Let me count the ways.

The names of the Karoo towns are spelled out in white stones upon the hills. Not only the names, but also slogans: DRA WOL. Wear wool.
For this is sheep country.


Many have come this way, then left again.





At sunset we crossed the Orange River and passed some locals drinking cocktails on the bridge.
Later we had a cold beer under a loquat tree at the Bethulie Hotel, bats flitting and swooping through the leaves above us.

It was very hot and during the night it rained.
I had forgotten how much I like this warm summer rain and the smells and the sounds that go with it.


Thursday, January 8, 2015

Yugo Stores.


Sunlight soap, paraffin, lighthouse candles, mielie meal and marshmallow mice. The smell is a combination of these things and it transports me straight back to childhood summers, when my mother used to take us to buy slip slops at Dups - the ones that only came in blue, with little fish shapes pressed into the rubber.

The same shelves covered in gift wrap. Bicycle spares, plastic dolls in cellophane, razor blades, enamel mugs, zam-buk salve in tins, lifebuoy soap, vicks cough drops and tokoloshe salts.


Opened in 1946 by Archie's parents, long gone now. We left with a red enamel dish, stoney ginger beer and a small glass bottle of coca cola, ice cold.

56 4th Avenue
Linden
Johannesburg

Sunday, December 21, 2014

While we were out.

The past few weeks have been relentless. Long hours and constant demands, with every day bringing it's particular problems. Coming home - sometimes in the dark, to a moody valley.


Noticing that others had visited, I watered when I could.


Every week six days of sweating and swearing and heavy lifting.
Trucks full of furniture, smoke and mirrors.
Schools, churches, bars and hospitals.



We had very little time to ourselves.
A quick ginger gimlet, the stroke of a paw, trying to keep up with a glut of tomatoes - sharing them with the starlings. Glimpses of lives very different from mine.






I had to remind myself, sometimes, that I am very lucky.


While we were out, a beet grew and grew and grew.


A fairy tale beet, a show bull of a beet weighing in at 940 grams.
Head and shoulders pushing out of the soil.

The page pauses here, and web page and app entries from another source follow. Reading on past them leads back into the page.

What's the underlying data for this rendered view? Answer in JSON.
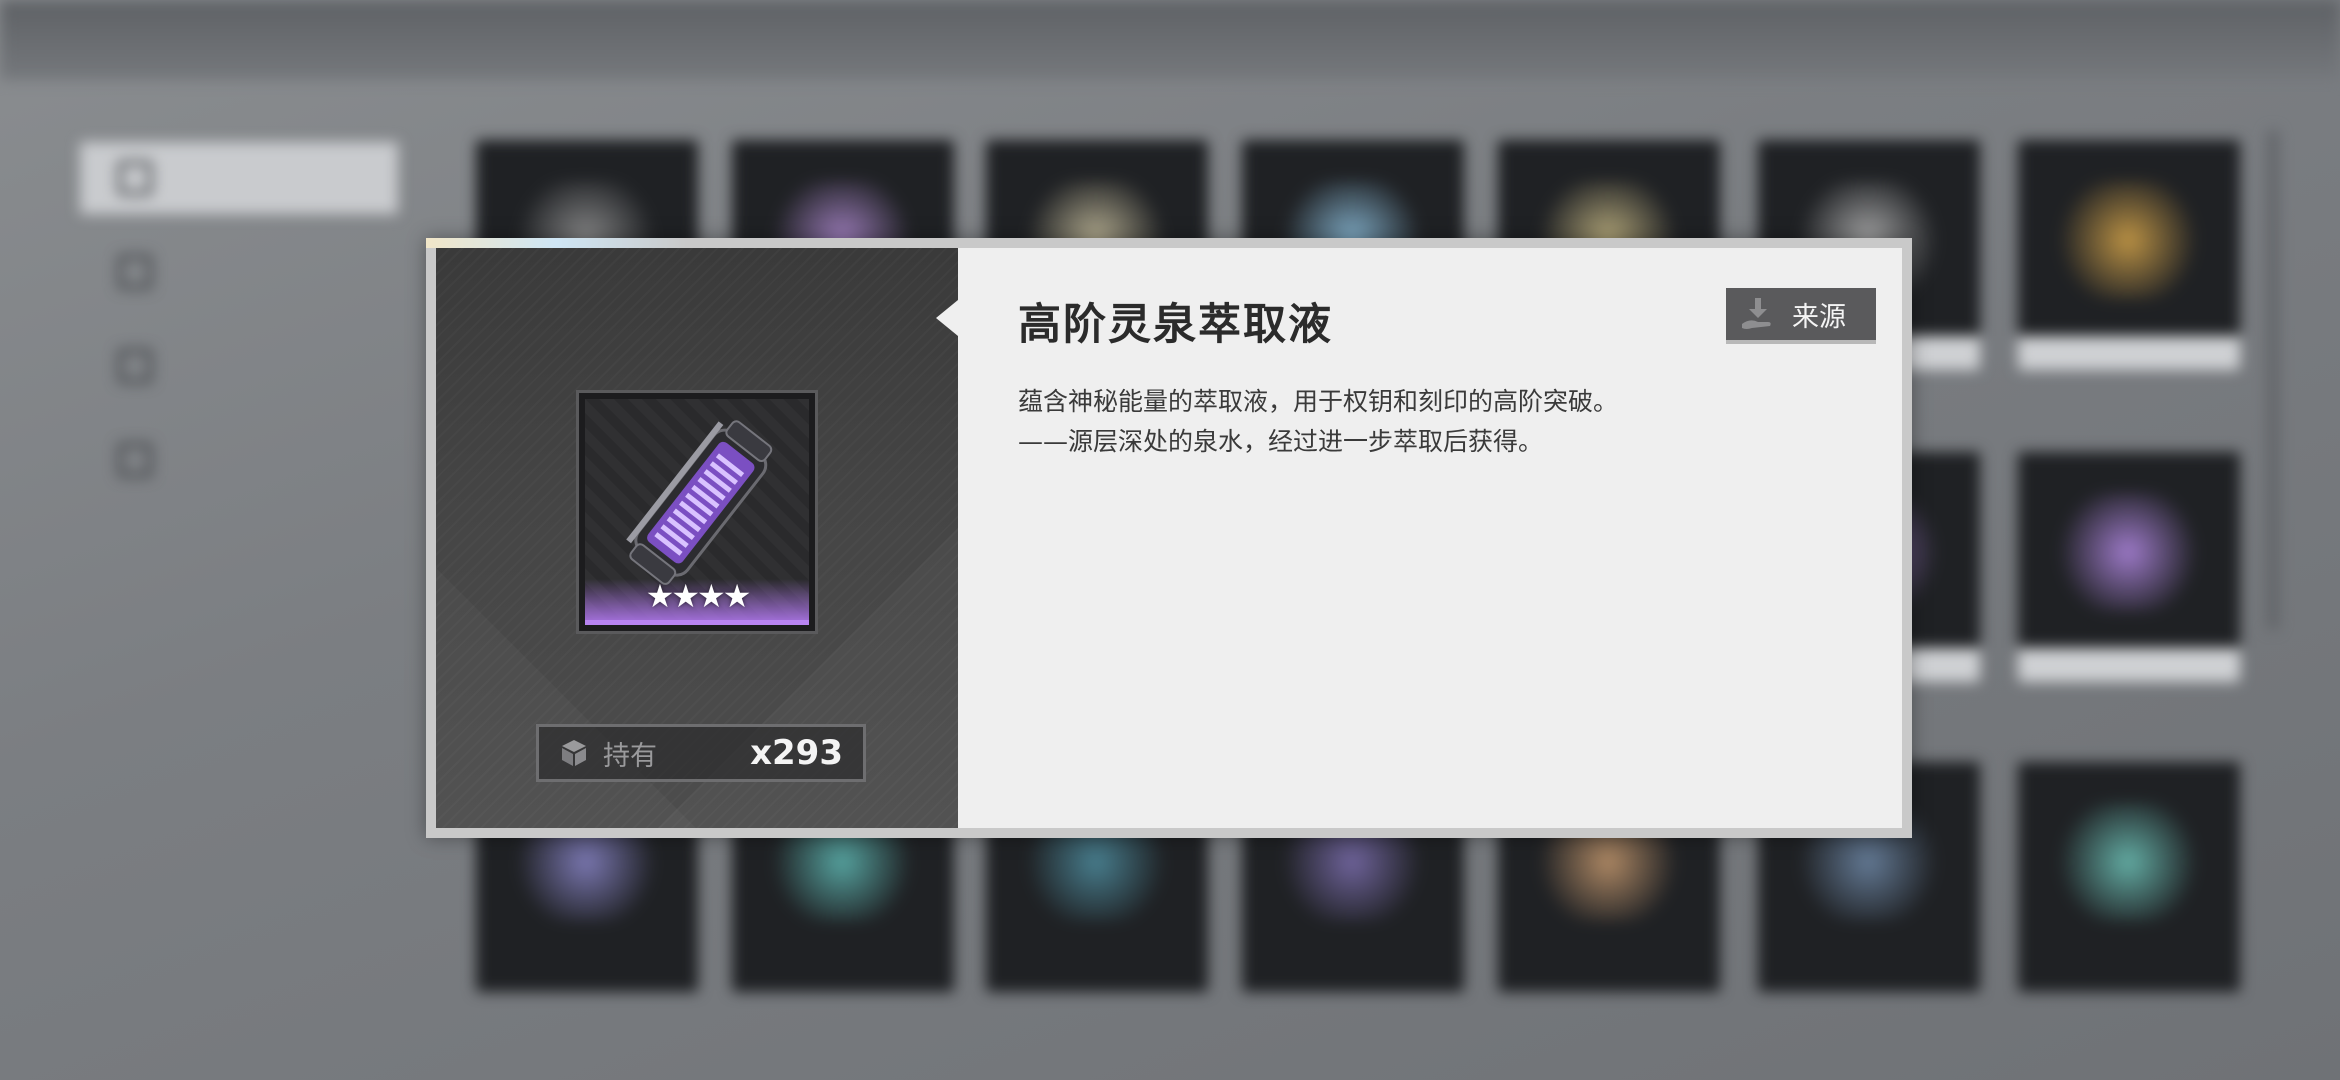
{
  "background": {
    "sidebar": [
      {
        "label": "",
        "active": true
      },
      {
        "label": "",
        "active": false
      },
      {
        "label": "",
        "active": false
      },
      {
        "label": "",
        "active": false
      }
    ],
    "cards": [
      {
        "glow": "#9a9a9a"
      },
      {
        "glow": "#b58fd8"
      },
      {
        "glow": "#cfc6a4"
      },
      {
        "glow": "#93c7e6"
      },
      {
        "glow": "#cfc08a"
      },
      {
        "glow": "#bcbcbc"
      },
      {
        "glow": "#d7a64a"
      },
      {
        "glow": "#a37fd0"
      },
      {
        "glow": "#b48ae6"
      },
      {
        "glow": "#8a86c9"
      },
      {
        "glow": "#5fb9b4"
      },
      {
        "glow": "#4f8ea0"
      },
      {
        "glow": "#7d6fb0"
      },
      {
        "glow": "#c79a6f"
      },
      {
        "glow": "#6f89a8"
      },
      {
        "glow": "#6fc5ba"
      }
    ]
  },
  "dialog": {
    "item": {
      "name": "高阶灵泉萃取液",
      "rarity_stars": "★★★★",
      "rarity_color": "#b884f2",
      "icon": "purple-canister-icon"
    },
    "owned": {
      "label": "持有",
      "count": "x293",
      "icon": "cube-icon"
    },
    "source_button": {
      "label": "来源",
      "icon": "download-hand-icon"
    },
    "description": {
      "line1": "蕴含神秘能量的萃取液，用于权钥和刻印的高阶突破。",
      "line2": "——源层深处的泉水，经过进一步萃取后获得。"
    }
  }
}
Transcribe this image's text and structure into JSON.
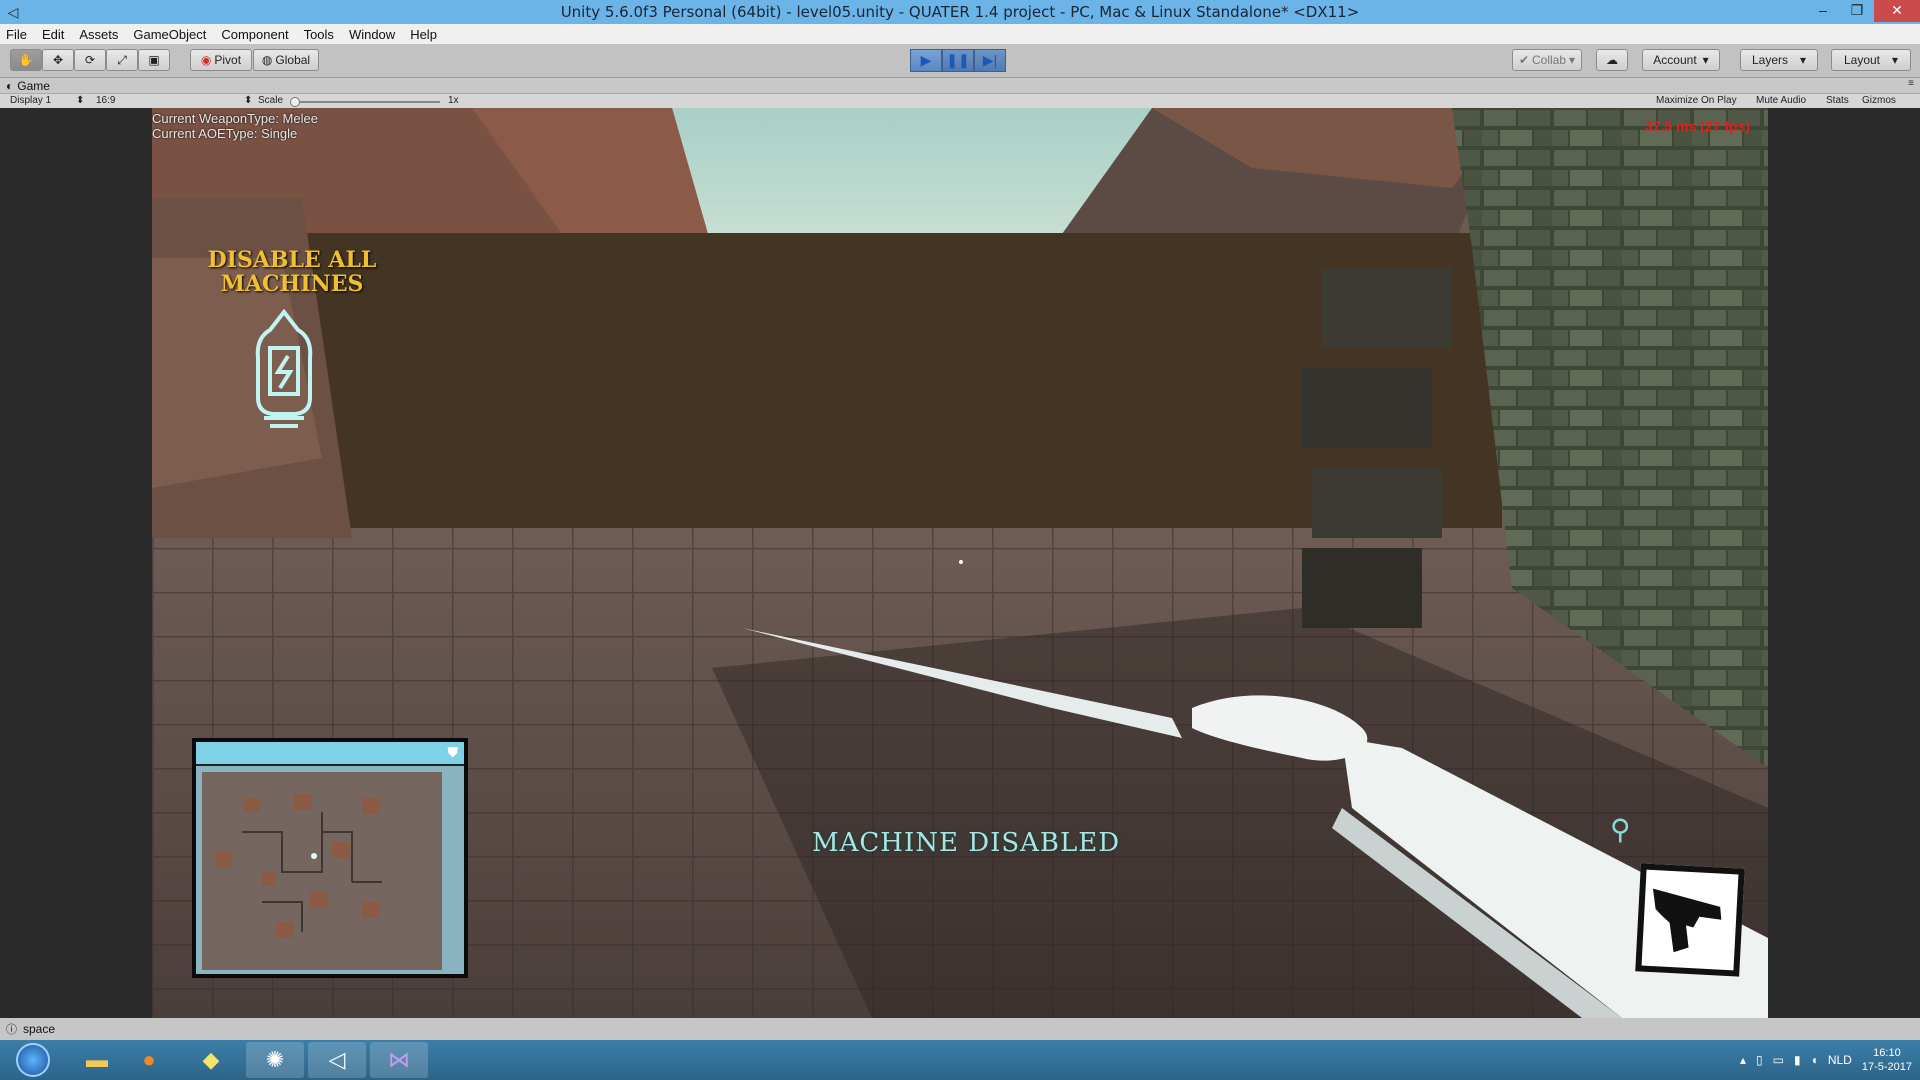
{
  "window": {
    "title": "Unity 5.6.0f3 Personal (64bit) - level05.unity - QUATER 1.4 project - PC, Mac & Linux Standalone* <DX11>"
  },
  "menu": [
    "File",
    "Edit",
    "Assets",
    "GameObject",
    "Component",
    "Tools",
    "Window",
    "Help"
  ],
  "toolbar": {
    "pivot": "Pivot",
    "global": "Global",
    "collab": "Collab",
    "account": "Account",
    "layers": "Layers",
    "layout": "Layout"
  },
  "game_tab": {
    "label": "Game",
    "display": "Display 1",
    "aspect": "16:9",
    "scale_label": "Scale",
    "scale_value": "1x",
    "maximize": "Maximize On Play",
    "mute": "Mute Audio",
    "stats": "Stats",
    "gizmos": "Gizmos"
  },
  "hud": {
    "weapon_type": "Current WeaponType: Melee",
    "aoe_type": "Current AOEType: Single",
    "fps": "37.5 ms (27 fps)",
    "objective": "DISABLE ALL MACHINES",
    "message": "MACHINE DISABLED"
  },
  "statusbar": {
    "text": "space"
  },
  "taskbar": {
    "language": "NLD",
    "time": "16:10",
    "date": "17-5-2017"
  },
  "colors": {
    "title_bg": "#6bb4e8",
    "objective": "#f0c030",
    "message": "#a9e6e2",
    "fps": "#e02020"
  }
}
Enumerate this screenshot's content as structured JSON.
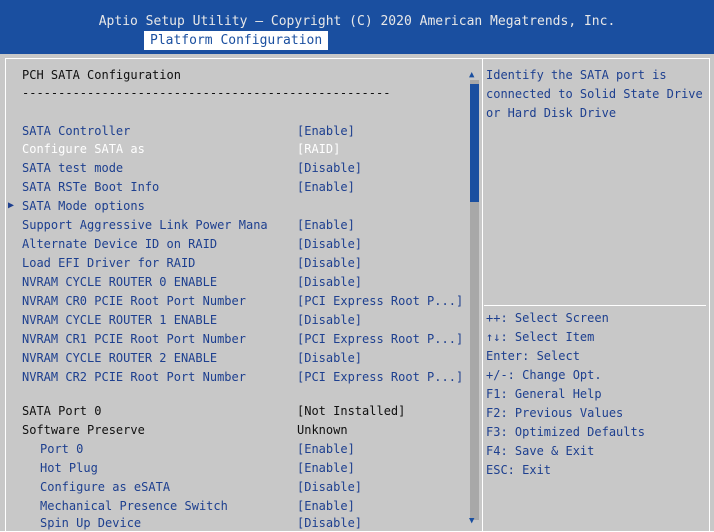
{
  "header": {
    "title": "Aptio Setup Utility – Copyright (C) 2020 American Megatrends, Inc.",
    "active_tab": "Platform Configuration"
  },
  "section": {
    "title": "PCH SATA Configuration",
    "divider": "----------------------------------------------------"
  },
  "settings": [
    {
      "label": "SATA Controller",
      "value": "[Enable]"
    },
    {
      "label": "Configure SATA as",
      "value": "[RAID]"
    },
    {
      "label": "SATA test mode",
      "value": "[Disable]"
    },
    {
      "label": "SATA RSTe Boot Info",
      "value": "[Enable]"
    },
    {
      "label": "SATA Mode options",
      "value": ""
    },
    {
      "label": "Support Aggressive Link Power Mana",
      "value": "[Enable]"
    },
    {
      "label": "Alternate Device ID on RAID",
      "value": "[Disable]"
    },
    {
      "label": "Load EFI Driver for RAID",
      "value": "[Disable]"
    },
    {
      "label": "NVRAM CYCLE ROUTER 0 ENABLE",
      "value": "[Disable]"
    },
    {
      "label": "NVRAM CR0 PCIE Root Port Number",
      "value": "[PCI Express Root P...]"
    },
    {
      "label": "NVRAM CYCLE ROUTER 1 ENABLE",
      "value": "[Disable]"
    },
    {
      "label": "NVRAM CR1 PCIE Root Port Number",
      "value": "[PCI Express Root P...]"
    },
    {
      "label": "NVRAM CYCLE ROUTER 2 ENABLE",
      "value": "[Disable]"
    },
    {
      "label": "NVRAM CR2 PCIE Root Port Number",
      "value": "[PCI Express Root P...]"
    }
  ],
  "port": {
    "title": "SATA Port 0",
    "status": "[Not Installed]",
    "preserve_label": "Software Preserve",
    "preserve_value": "Unknown",
    "items": [
      {
        "label": "Port 0",
        "value": "[Enable]"
      },
      {
        "label": "Hot Plug",
        "value": "[Enable]"
      },
      {
        "label": "Configure as eSATA",
        "value": "[Disable]"
      },
      {
        "label": "Mechanical Presence Switch",
        "value": "[Enable]"
      },
      {
        "label": "Spin Up Device",
        "value": "[Disable]"
      }
    ]
  },
  "help": {
    "lines": [
      "Identify the SATA port is",
      "connected to Solid State Drive",
      "or Hard Disk Drive"
    ]
  },
  "keys": [
    "++: Select Screen",
    "↑↓: Select Item",
    "Enter: Select",
    "+/-: Change Opt.",
    "F1: General Help",
    "F2: Previous Values",
    "F3: Optimized Defaults",
    "F4: Save & Exit",
    "ESC: Exit"
  ],
  "icons": {
    "submenu_arrow": "triangle-right-icon",
    "scroll_up": "triangle-up-icon",
    "scroll_down": "triangle-down-icon"
  },
  "colors": {
    "header_bg": "#1a4fa0",
    "panel_bg": "#c8c8c8",
    "text_blue": "#1d3f8f",
    "selected_text": "#ffffff"
  }
}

Once slaughtered, yielding a slice of moreish cake.
The beetroot is there in every bite, dark and earthy.
Cinnamon and poppy seed.

It's good to be home.